To help clients make the best choices, CMS urges enrollees to use the online tools available at www.medicare.gov (the Medicare Prescription Drug Plan Finder or Medicare Options Compare for health coverage) to review options for the coming year. In addition, the 2009 Medicare & You handbook, mailed to beneficiaries in October, includes tips on selecting a plan and an overview of plan options, Weems said.

Those without a computer can get the information by calling 1-800-MEDICARE. Weems said callers should first prepare before dialing by writing down any questions they have, along with information about their current health or prescription drug plan; have their Medicare card handy; and a list of current medications used in front of them for reference.

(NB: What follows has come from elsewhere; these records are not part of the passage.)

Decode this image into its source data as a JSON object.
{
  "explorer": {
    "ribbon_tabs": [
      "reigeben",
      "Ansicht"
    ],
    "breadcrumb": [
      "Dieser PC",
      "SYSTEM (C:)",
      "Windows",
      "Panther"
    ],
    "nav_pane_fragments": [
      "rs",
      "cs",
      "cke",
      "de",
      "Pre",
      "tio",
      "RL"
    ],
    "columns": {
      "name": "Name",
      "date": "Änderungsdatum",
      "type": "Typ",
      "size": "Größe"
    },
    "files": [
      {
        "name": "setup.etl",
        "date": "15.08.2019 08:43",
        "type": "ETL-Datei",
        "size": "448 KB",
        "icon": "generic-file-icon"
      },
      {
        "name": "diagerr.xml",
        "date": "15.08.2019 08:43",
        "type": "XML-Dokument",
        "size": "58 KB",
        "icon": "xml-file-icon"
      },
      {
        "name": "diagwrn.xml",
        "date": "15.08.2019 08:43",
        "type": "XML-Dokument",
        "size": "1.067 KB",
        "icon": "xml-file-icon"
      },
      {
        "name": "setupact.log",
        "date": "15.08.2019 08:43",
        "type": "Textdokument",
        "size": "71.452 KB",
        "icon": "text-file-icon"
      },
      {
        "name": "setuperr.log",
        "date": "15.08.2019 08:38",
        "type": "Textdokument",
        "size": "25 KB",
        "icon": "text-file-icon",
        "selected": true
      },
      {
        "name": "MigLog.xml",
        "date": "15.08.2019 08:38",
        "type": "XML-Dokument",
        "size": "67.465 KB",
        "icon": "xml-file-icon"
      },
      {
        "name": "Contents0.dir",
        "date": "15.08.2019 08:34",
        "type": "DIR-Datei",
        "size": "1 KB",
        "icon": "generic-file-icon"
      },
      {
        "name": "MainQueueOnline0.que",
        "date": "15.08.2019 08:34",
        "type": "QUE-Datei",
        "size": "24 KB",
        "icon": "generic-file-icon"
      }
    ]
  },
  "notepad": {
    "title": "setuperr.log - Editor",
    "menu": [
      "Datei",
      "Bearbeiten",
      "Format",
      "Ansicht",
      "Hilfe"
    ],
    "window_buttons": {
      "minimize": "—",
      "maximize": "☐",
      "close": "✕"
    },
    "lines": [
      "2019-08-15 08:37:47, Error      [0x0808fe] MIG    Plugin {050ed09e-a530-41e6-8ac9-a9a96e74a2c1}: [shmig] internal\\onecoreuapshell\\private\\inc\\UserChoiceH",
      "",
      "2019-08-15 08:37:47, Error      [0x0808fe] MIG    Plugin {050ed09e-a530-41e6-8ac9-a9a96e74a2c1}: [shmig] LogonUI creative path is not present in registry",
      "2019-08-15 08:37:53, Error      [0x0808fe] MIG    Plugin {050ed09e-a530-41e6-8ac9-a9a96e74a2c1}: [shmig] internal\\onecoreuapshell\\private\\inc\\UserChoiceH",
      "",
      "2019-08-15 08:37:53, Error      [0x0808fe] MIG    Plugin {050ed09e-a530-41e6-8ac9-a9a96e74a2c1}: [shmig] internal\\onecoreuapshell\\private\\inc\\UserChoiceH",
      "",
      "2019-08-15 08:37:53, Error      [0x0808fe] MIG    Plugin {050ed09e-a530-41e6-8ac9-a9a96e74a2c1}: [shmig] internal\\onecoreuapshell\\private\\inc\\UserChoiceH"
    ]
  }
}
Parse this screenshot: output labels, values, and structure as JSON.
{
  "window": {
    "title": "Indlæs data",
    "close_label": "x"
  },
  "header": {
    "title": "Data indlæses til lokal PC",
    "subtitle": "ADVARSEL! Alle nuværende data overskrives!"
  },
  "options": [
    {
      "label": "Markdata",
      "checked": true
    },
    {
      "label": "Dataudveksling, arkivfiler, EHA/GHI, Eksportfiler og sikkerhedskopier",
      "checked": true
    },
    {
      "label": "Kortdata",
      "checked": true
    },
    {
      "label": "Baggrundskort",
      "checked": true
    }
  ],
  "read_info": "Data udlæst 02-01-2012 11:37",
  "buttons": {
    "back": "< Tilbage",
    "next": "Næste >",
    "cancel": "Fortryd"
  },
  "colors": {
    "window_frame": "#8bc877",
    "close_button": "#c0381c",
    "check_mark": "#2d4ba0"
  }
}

More than 4,000 customer service operators will provide help in English and in Spanish from six toll-free Medicare call centers across the United States, Weems said